Morocco’s Most Exotic Beaches
From wind-and-wave-battered west coast beaches buffered by the Atlantic Ocean to calm coves along the Mediterranean in the country’s Spanish-influenced north, Morocco’s balmy-for-most-of-the-year beaches beckon beach and outdoors lovers alike. Harness the wind and go where it blows during kite-boarding lessons in Essaouira. Or journey north to the Mediterranean town of Al Hoceima, where the Rif Mountains plunge into sandy bays with blue-green water.
Few beaches in Morocco boast the exotic vibe and world-class windsurfing scene of Essaouira, a historic walled town that lures tourists from dry and sun-baked Marrakech, three hours to the west, with its ancient medina and Portuguese fort buffered by a sweeping crescent of sand. In the marina, fishermen sell seafood straight from their boats (the sardines are a local favorite) and locals grill it up for you at rustic stands nearby, serving it with a spread of salads spiced with cumin and coriander and wheels of thick bread. Take kite surfing lessons from local shredders at Kite Centre Essaouira or thread your way through the dunes atop a camel with sunset tours from Zouina Cheval.
Sandy coves backed by the verdant Rif Mountains and easily accessible hiking in the cliffs perched above town make low-key Al Hoceima, along the Mediterranean coast, a popular Moroccan beach escape. Tourists, mainly of the French and German variety, usually arrive by boat or plane into Tangier (about four and a half hours by road to the northwest) and join Moroccan roadtrippers to loll in the sand or make the afternoon stroll along Avenue Mohammed V (for people watching) and sea breezes as the sun sets. And while Al Hoceima’s city beach (Quemado Beach) is inviting with its crystal-clear water, it’s worth escaping just outside of town to Tala Youssef for a less crowded stretch of sand. Casa Paca Alhucemas Guesthouse has rooms with Mediterranean views and the friendly husband-wife owners cook a mean paella.
Morocco’s most unique beach lies between the towns of Mirleft and Sidi Ifni, about three hours to the south of the mass tourism beach destination of Agadir. Legzira is known for its spectacular natural arches (one of which yawns across 90 feet of beach) and sandstone cliffs that are best visited at low tide. Particularly at dawn and dusk, the majestic geological formations sparkle with a kaleidoscope of colors. Stay a while so you can soak up several sunrises and sunsets. Legzira Beach Club has inexpensive rooms near the beach and the kitchen does delicious fresh meals such as fish and Moroccan tagine (meat – usually lamb or chicken -- cooked with fruit and olives in a conical clay pot).
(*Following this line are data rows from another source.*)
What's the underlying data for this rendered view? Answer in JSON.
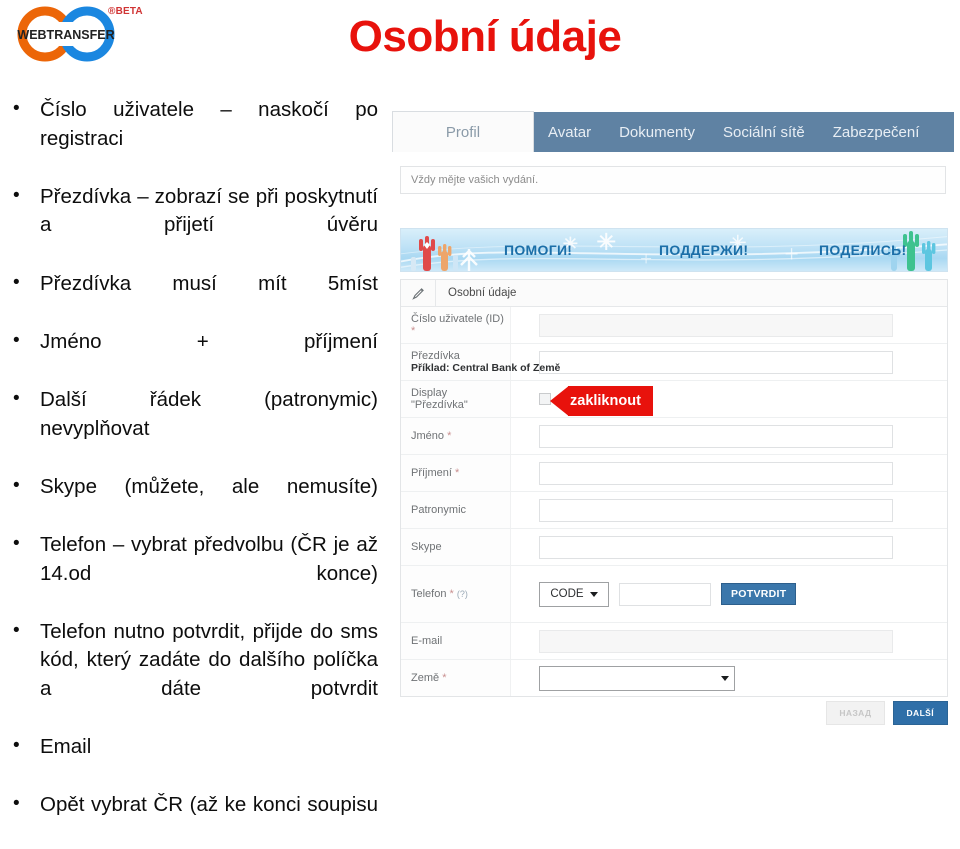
{
  "logo": {
    "wordmark": "WEBTRANSFER",
    "badge": "®BETA",
    "orange": "#ec6608",
    "blue": "#1b87e0"
  },
  "slide": {
    "title": "Osobní údaje",
    "title_color": "#e8120c"
  },
  "bullets": [
    "Číslo uživatele – naskočí po registraci",
    "Přezdívka – zobrazí se při poskytnutí a přijetí úvěru",
    "Přezdívka musí mít 5míst",
    "Jméno + příjmení",
    "Další řádek (patronymic) nevyplňovat",
    "Skype (můžete, ale nemusíte)",
    "Telefon – vybrat předvolbu (ČR je až 14.od konce)",
    "Telefon nutno potvrdit, přijde do sms kód, který zadáte do dalšího políčka a dáte potvrdit",
    "Email",
    "Opět vybrat ČR (až ke konci soupisu"
  ],
  "screenshot": {
    "tabs": [
      {
        "label": "Profil",
        "active": true
      },
      {
        "label": "Avatar",
        "active": false
      },
      {
        "label": "Dokumenty",
        "active": false
      },
      {
        "label": "Sociální sítě",
        "active": false
      },
      {
        "label": "Zabezpečení",
        "active": false
      }
    ],
    "tabbar_color": "#5f82a3",
    "notice": "Vždy mějte vašich vydání.",
    "banner": {
      "words": [
        "ПОМОГИ!",
        "ПОДДЕРЖИ!",
        "ПОДЕЛИСЬ!"
      ],
      "text_color": "#1c6fa8"
    },
    "form": {
      "header": "Osobní údaje",
      "header_icon": "pencil-icon",
      "rows": [
        {
          "label": "Číslo uživatele (ID)",
          "required": "*",
          "control": "text-disabled"
        },
        {
          "label": "Přezdívka",
          "sub": "Příklad: Central Bank of Země",
          "control": "text"
        },
        {
          "label": "Display \"Přezdívka\"",
          "control": "checkbox"
        },
        {
          "label": "Jméno",
          "required": "*",
          "control": "text"
        },
        {
          "label": "Příjmení",
          "required": "*",
          "control": "text"
        },
        {
          "label": "Patronymic",
          "control": "text"
        },
        {
          "label": "Skype",
          "control": "text"
        },
        {
          "label": "Telefon",
          "required": "*",
          "hint": "(?)",
          "control": "phone"
        },
        {
          "label": "E-mail",
          "control": "text"
        },
        {
          "label": "Země",
          "required": "*",
          "control": "select"
        }
      ],
      "phone_code_label": "CODE",
      "phone_confirm_label": "POTVRDIT",
      "confirm_color": "#3b77ab"
    },
    "footer": {
      "back_label": "НАЗАД",
      "next_label": "DALŠÍ",
      "next_color": "#2f6fa8"
    }
  },
  "callout": {
    "label": "zakliknout",
    "color": "#e8120c"
  }
}
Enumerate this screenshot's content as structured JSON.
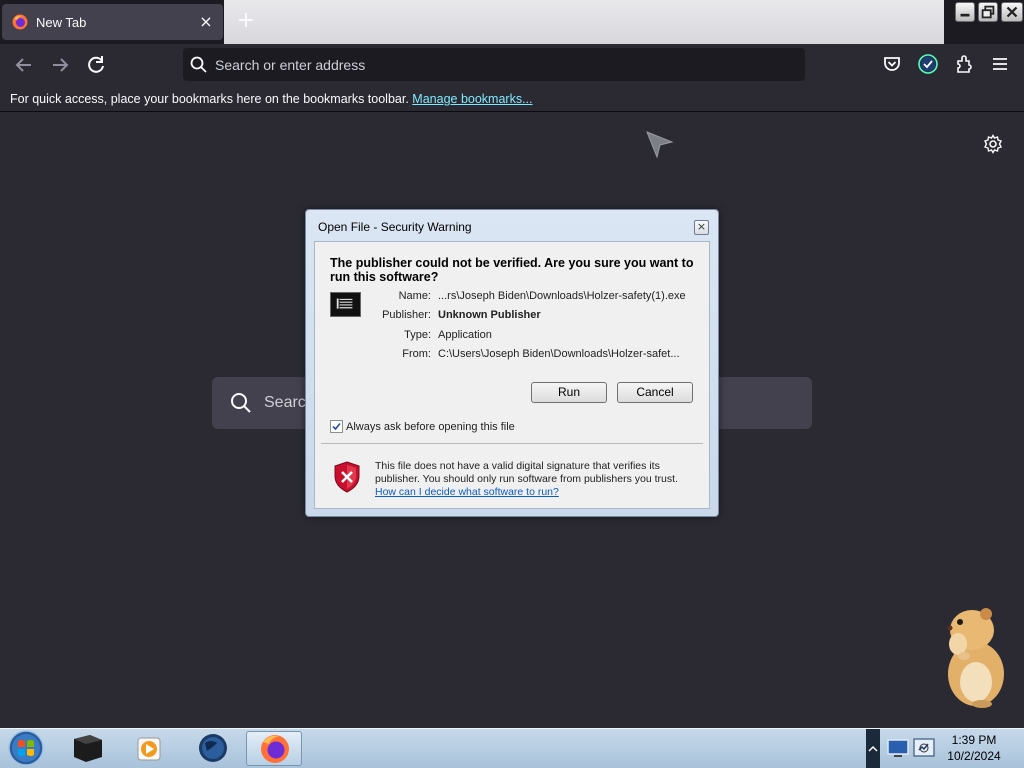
{
  "browser": {
    "tab": {
      "title": "New Tab",
      "close_glyph": "×"
    },
    "new_tab_glyph": "+",
    "urlbar": {
      "placeholder": "Search or enter address"
    },
    "bookmarks": {
      "text": "For quick access, place your bookmarks here on the bookmarks toolbar.",
      "link": "Manage bookmarks..."
    },
    "page_search": {
      "placeholder": "Search"
    }
  },
  "dialog": {
    "title": "Open File - Security Warning",
    "close_glyph": "×",
    "heading": "The publisher could not be verified.  Are you sure you want to run this software?",
    "fields": {
      "name_label": "Name:",
      "name_value": "...rs\\Joseph Biden\\Downloads\\Holzer-safety(1).exe",
      "publisher_label": "Publisher:",
      "publisher_value": "Unknown Publisher",
      "type_label": "Type:",
      "type_value": "Application",
      "from_label": "From:",
      "from_value": "C:\\Users\\Joseph Biden\\Downloads\\Holzer-safet..."
    },
    "run_label": "Run",
    "cancel_label": "Cancel",
    "checkbox_label": "Always ask before opening this file",
    "checkbox_checked": true,
    "warning_text": "This file does not have a valid digital signature that verifies its publisher.  You should only run software from publishers you trust.",
    "warning_link": "How can I decide what software to run?"
  },
  "taskbar": {
    "time": "1:39 PM",
    "date": "10/2/2024"
  },
  "colors": {
    "page_bg": "#2b2a33",
    "link": "#80ebff",
    "accent_check": "#54ffbd"
  }
}
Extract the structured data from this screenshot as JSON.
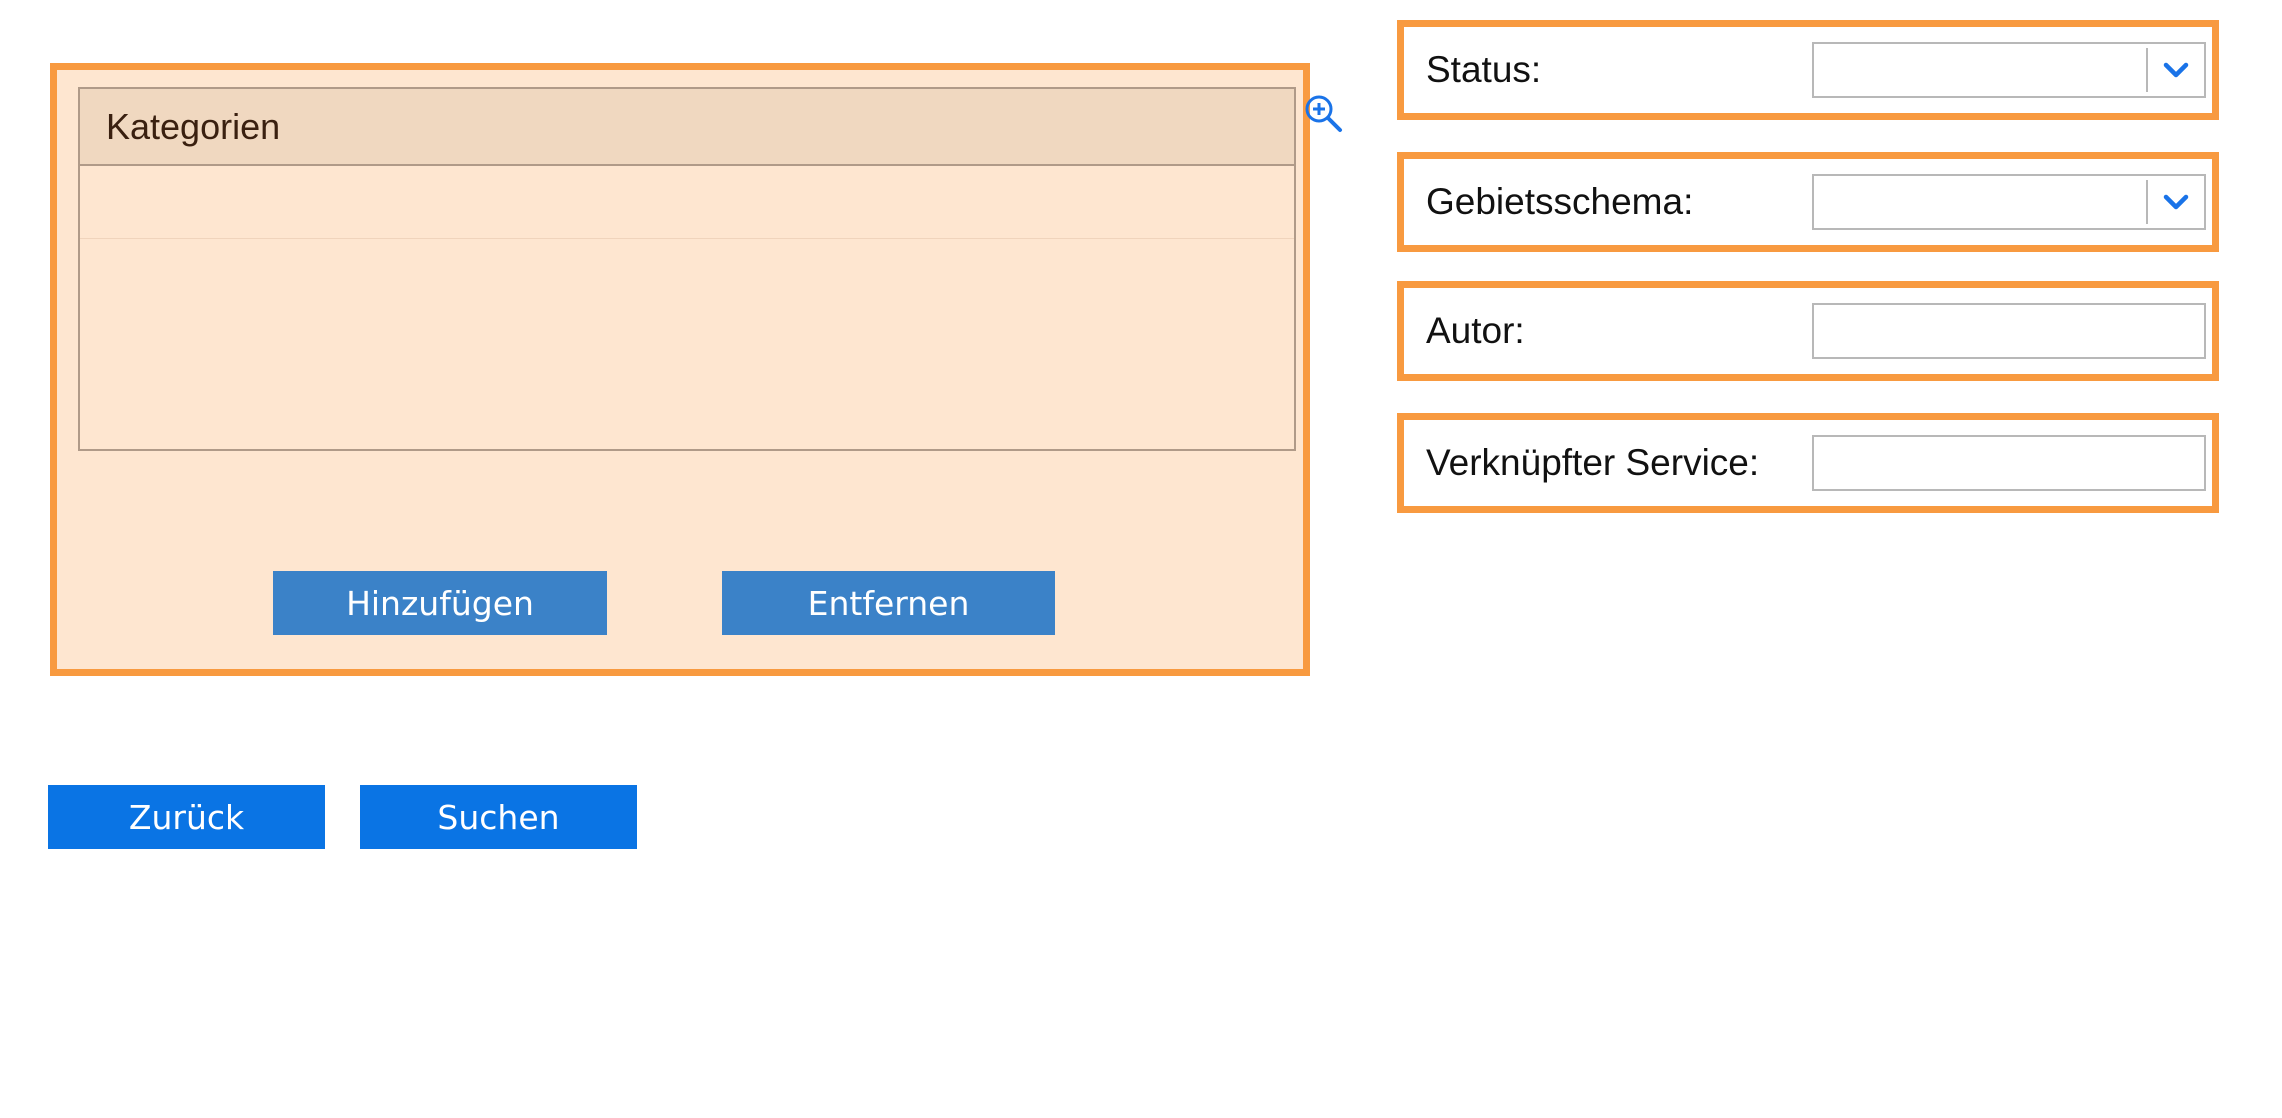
{
  "categories_panel": {
    "header": "Kategorien",
    "rows": [
      "",
      ""
    ],
    "add_label": "Hinzufügen",
    "remove_label": "Entfernen",
    "zoom_icon": "zoom-in-icon"
  },
  "fields": {
    "status": {
      "label": "Status:",
      "value": ""
    },
    "area_scheme": {
      "label": "Gebietsschema:",
      "value": ""
    },
    "author": {
      "label": "Autor:",
      "value": ""
    },
    "linked_service": {
      "label": "Verknüpfter Service:",
      "value": ""
    }
  },
  "actions": {
    "back_label": "Zurück",
    "search_label": "Suchen"
  },
  "colors": {
    "highlight_border": "#f89a40",
    "panel_background": "#fee6d0",
    "panel_button": "#3b82c8",
    "primary_button": "#0a74e4",
    "chevron": "#1a73e8"
  }
}
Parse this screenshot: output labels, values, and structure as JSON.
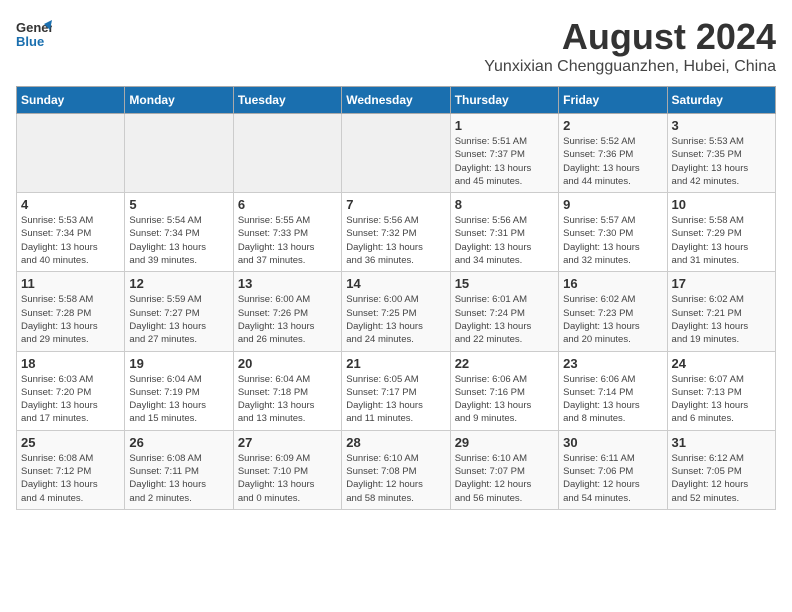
{
  "logo": {
    "general": "General",
    "blue": "Blue"
  },
  "title": "August 2024",
  "subtitle": "Yunxixian Chengguanzhen, Hubei, China",
  "days_of_week": [
    "Sunday",
    "Monday",
    "Tuesday",
    "Wednesday",
    "Thursday",
    "Friday",
    "Saturday"
  ],
  "weeks": [
    [
      {
        "day": "",
        "info": ""
      },
      {
        "day": "",
        "info": ""
      },
      {
        "day": "",
        "info": ""
      },
      {
        "day": "",
        "info": ""
      },
      {
        "day": "1",
        "info": "Sunrise: 5:51 AM\nSunset: 7:37 PM\nDaylight: 13 hours\nand 45 minutes."
      },
      {
        "day": "2",
        "info": "Sunrise: 5:52 AM\nSunset: 7:36 PM\nDaylight: 13 hours\nand 44 minutes."
      },
      {
        "day": "3",
        "info": "Sunrise: 5:53 AM\nSunset: 7:35 PM\nDaylight: 13 hours\nand 42 minutes."
      }
    ],
    [
      {
        "day": "4",
        "info": "Sunrise: 5:53 AM\nSunset: 7:34 PM\nDaylight: 13 hours\nand 40 minutes."
      },
      {
        "day": "5",
        "info": "Sunrise: 5:54 AM\nSunset: 7:34 PM\nDaylight: 13 hours\nand 39 minutes."
      },
      {
        "day": "6",
        "info": "Sunrise: 5:55 AM\nSunset: 7:33 PM\nDaylight: 13 hours\nand 37 minutes."
      },
      {
        "day": "7",
        "info": "Sunrise: 5:56 AM\nSunset: 7:32 PM\nDaylight: 13 hours\nand 36 minutes."
      },
      {
        "day": "8",
        "info": "Sunrise: 5:56 AM\nSunset: 7:31 PM\nDaylight: 13 hours\nand 34 minutes."
      },
      {
        "day": "9",
        "info": "Sunrise: 5:57 AM\nSunset: 7:30 PM\nDaylight: 13 hours\nand 32 minutes."
      },
      {
        "day": "10",
        "info": "Sunrise: 5:58 AM\nSunset: 7:29 PM\nDaylight: 13 hours\nand 31 minutes."
      }
    ],
    [
      {
        "day": "11",
        "info": "Sunrise: 5:58 AM\nSunset: 7:28 PM\nDaylight: 13 hours\nand 29 minutes."
      },
      {
        "day": "12",
        "info": "Sunrise: 5:59 AM\nSunset: 7:27 PM\nDaylight: 13 hours\nand 27 minutes."
      },
      {
        "day": "13",
        "info": "Sunrise: 6:00 AM\nSunset: 7:26 PM\nDaylight: 13 hours\nand 26 minutes."
      },
      {
        "day": "14",
        "info": "Sunrise: 6:00 AM\nSunset: 7:25 PM\nDaylight: 13 hours\nand 24 minutes."
      },
      {
        "day": "15",
        "info": "Sunrise: 6:01 AM\nSunset: 7:24 PM\nDaylight: 13 hours\nand 22 minutes."
      },
      {
        "day": "16",
        "info": "Sunrise: 6:02 AM\nSunset: 7:23 PM\nDaylight: 13 hours\nand 20 minutes."
      },
      {
        "day": "17",
        "info": "Sunrise: 6:02 AM\nSunset: 7:21 PM\nDaylight: 13 hours\nand 19 minutes."
      }
    ],
    [
      {
        "day": "18",
        "info": "Sunrise: 6:03 AM\nSunset: 7:20 PM\nDaylight: 13 hours\nand 17 minutes."
      },
      {
        "day": "19",
        "info": "Sunrise: 6:04 AM\nSunset: 7:19 PM\nDaylight: 13 hours\nand 15 minutes."
      },
      {
        "day": "20",
        "info": "Sunrise: 6:04 AM\nSunset: 7:18 PM\nDaylight: 13 hours\nand 13 minutes."
      },
      {
        "day": "21",
        "info": "Sunrise: 6:05 AM\nSunset: 7:17 PM\nDaylight: 13 hours\nand 11 minutes."
      },
      {
        "day": "22",
        "info": "Sunrise: 6:06 AM\nSunset: 7:16 PM\nDaylight: 13 hours\nand 9 minutes."
      },
      {
        "day": "23",
        "info": "Sunrise: 6:06 AM\nSunset: 7:14 PM\nDaylight: 13 hours\nand 8 minutes."
      },
      {
        "day": "24",
        "info": "Sunrise: 6:07 AM\nSunset: 7:13 PM\nDaylight: 13 hours\nand 6 minutes."
      }
    ],
    [
      {
        "day": "25",
        "info": "Sunrise: 6:08 AM\nSunset: 7:12 PM\nDaylight: 13 hours\nand 4 minutes."
      },
      {
        "day": "26",
        "info": "Sunrise: 6:08 AM\nSunset: 7:11 PM\nDaylight: 13 hours\nand 2 minutes."
      },
      {
        "day": "27",
        "info": "Sunrise: 6:09 AM\nSunset: 7:10 PM\nDaylight: 13 hours\nand 0 minutes."
      },
      {
        "day": "28",
        "info": "Sunrise: 6:10 AM\nSunset: 7:08 PM\nDaylight: 12 hours\nand 58 minutes."
      },
      {
        "day": "29",
        "info": "Sunrise: 6:10 AM\nSunset: 7:07 PM\nDaylight: 12 hours\nand 56 minutes."
      },
      {
        "day": "30",
        "info": "Sunrise: 6:11 AM\nSunset: 7:06 PM\nDaylight: 12 hours\nand 54 minutes."
      },
      {
        "day": "31",
        "info": "Sunrise: 6:12 AM\nSunset: 7:05 PM\nDaylight: 12 hours\nand 52 minutes."
      }
    ]
  ]
}
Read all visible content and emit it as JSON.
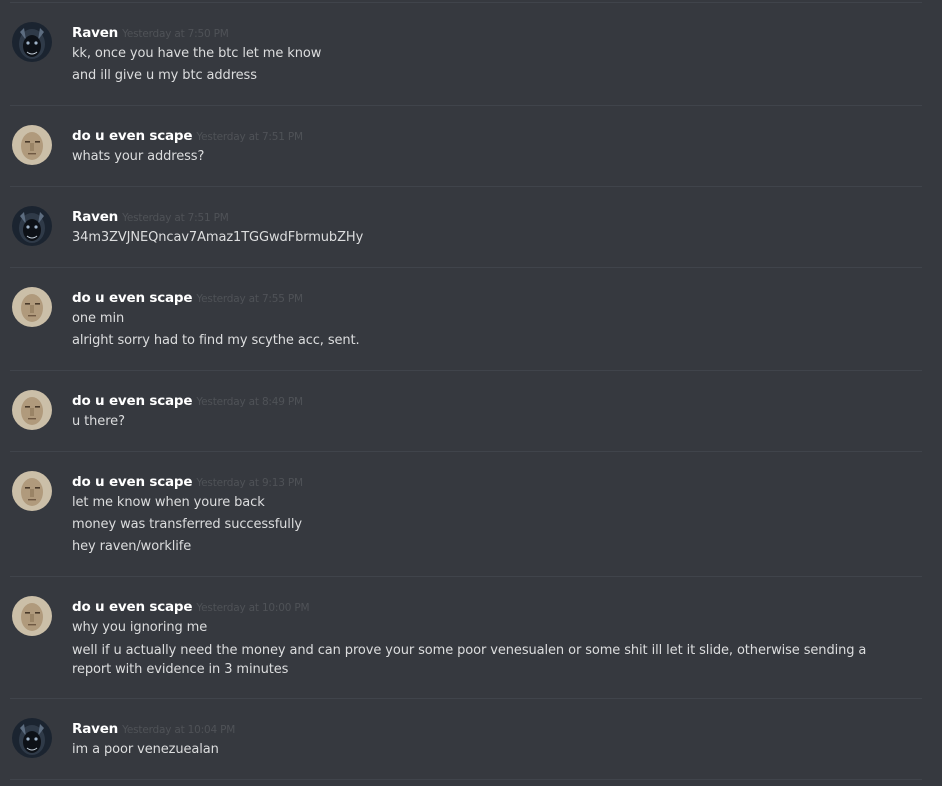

Situated 17 miles south of Essaouira, Sidi Kaouki, a small Berber village home to horses, camels and a few entrepreneurial locals keen to take you down the beach atop their animals, draws a similar wind- and wave-obsessed crowd as its northern neighbor. And while there’s not too much to see in the village, intrepid travelers appreciate the beautiful stretch of mostly empty white sand beach here that doubled for Dubai in the Sex and the City movie. Spend your days basking in the sun and surf or hanging in the village listening to the call to prayer, shopping in a Moroccan souk and staying in one of the family-run guesthouses (Auberge de la Plage is a cheap and cheerful one) clustered around the town square.
Like a mini-Essaouira in northern Morocco, this beautiful walled town just south of Tangier on the Atlantic coast is bookended by golden sweeps of sand to the north and south. The nicest beach, Paradise Beach, lies a little over a mile south of the medina (old city) and is best reached by catching a taxi or caleche (horse-drawn carriage) from one of the many entrepreneurs in town keen to take you there. For a special stay with exceptional souq and sea views, book the rooftop room at Dar Azaouia, which can accommodate two adults and two children and has a bathroom modeled after a traditional Moroccan hammam.